Deborah Eisenberg - Transactions in a Foreign Currency
Kurt Vonnegut Jr. - Slaughterhouse Five
Kathryn Lance - Pandora's Genes
Cheryl Strayed - Wild
Fyodor Dostoyevsky - The Brothers Karamazov
Jack London - The House of Pride, and Other Tales of Hawaii
Jack Walker - The Extraordinary Rendition of Vincent Dellamaria
Colum McCann - Let the Great World Spin
Niccolò Machiavelli - The Prince
Harper Lee - To Kill a Mockingbird
Emma McLaughlin & Nicola Kraus - The Nanny Diaries
Brian Selznick - The Invention of Hugo Cabret
Sharon Creech - Walk Two Moons
Keith Richards - Life
F. Sionil Jose - Dusk
Natalie Babbitt - Tuck Everlasting
Justin Halpern - S#*t My Dad Says
Mark Herrmann - The Curmudgeon's Guide to Practicing Law
Barry Glassner - The Gospel of Food
Phil Stanford - The Peyton-Allan Files
Jesse Katz - The Opposite Field
Evelyn Waugh - Brideshead Revisited
J.K. Rowling - Harry Potter and the Sorcerer's Stone
David Sedaris - Holidays on Ice
Donald Miller - A Million Miles in a Thousand Years
Mitch Albom - Have a Little Faith
C.S. Lewis - The Magician's Nephew
F. Scott Fitzgerald - The Great Gatsby
William Shakespeare - A Midsummer Night's Dream
Ivan Doig - Bucking the Sun
Penda Diakité - I Lost My Tooth in Africa
Grace Lin - The Year of the Rat
Oscar Hijuelos - Mr. Ives' Christmas
Madeline L'Engle - A Wrinkle in Time
Steven Hart - The Last Three Miles
David Sedaris - Me Talk Pretty One Day
Karen Armstrong - The Spiral Staircase
Charles Larson - The Portland Murders
Adrian Wojnarowski - The Miracle of St. Anthony
William H. Colby - Long Goodbye
Steven D. Stark - Meet the Beatles
Phil Stanford - Portland Confidential
Rick Moody - Garden State
Jonathan Schwartz - All in Good Time
David Sedaris - Dress Your Family in Corduroy and Denim
Anthony Holden - Big Deal
Robert J. Spitzer - The Spirit of Leadership
James McManus - Positively Fifth Street
Jeff Noon - Vurt

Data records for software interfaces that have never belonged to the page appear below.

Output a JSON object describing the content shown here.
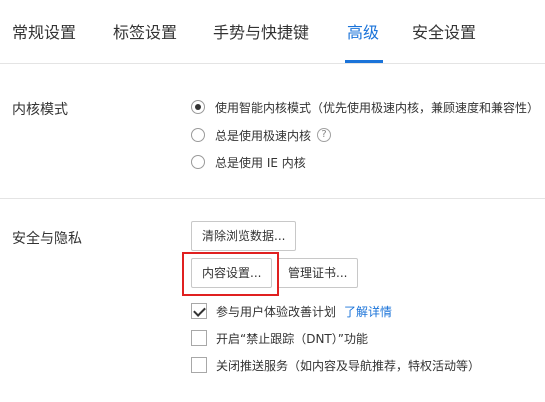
{
  "tabs": [
    {
      "label": "常规设置",
      "active": false
    },
    {
      "label": "标签设置",
      "active": false
    },
    {
      "label": "手势与快捷键",
      "active": false
    },
    {
      "label": "高级",
      "active": true
    },
    {
      "label": "安全设置",
      "active": false
    }
  ],
  "kernel": {
    "title": "内核模式",
    "options": [
      {
        "label": "使用智能内核模式（优先使用极速内核，兼顾速度和兼容性）",
        "checked": true
      },
      {
        "label": "总是使用极速内核",
        "checked": false,
        "help": "?"
      },
      {
        "label": "总是使用 IE 内核",
        "checked": false
      }
    ]
  },
  "security": {
    "title": "安全与隐私",
    "buttons": {
      "clear_data": "清除浏览数据...",
      "content_settings": "内容设置...",
      "manage_certs": "管理证书..."
    },
    "checkboxes": [
      {
        "label": "参与用户体验改善计划",
        "checked": true,
        "link": "了解详情"
      },
      {
        "label": "开启“禁止跟踪（DNT）”功能",
        "checked": false
      },
      {
        "label": "关闭推送服务（如内容及导航推荐，特权活动等）",
        "checked": false
      }
    ]
  },
  "colors": {
    "accent": "#1a73d9",
    "highlight": "#e02020"
  }
}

Road Work

Miles run year to date: 113
At this date last year: 155
Total run in 2016: 155
In 2015: 271
In 2014: 401
In 2013: 257
In 2012: 129
In 2011: 113
In 2010: 125
In 2009: 67
In 2008: 28
In 2007: 113
In 2006: 100
In 2005: 149
In 2004: 204
In 2003: 269

Clicky Web Analytics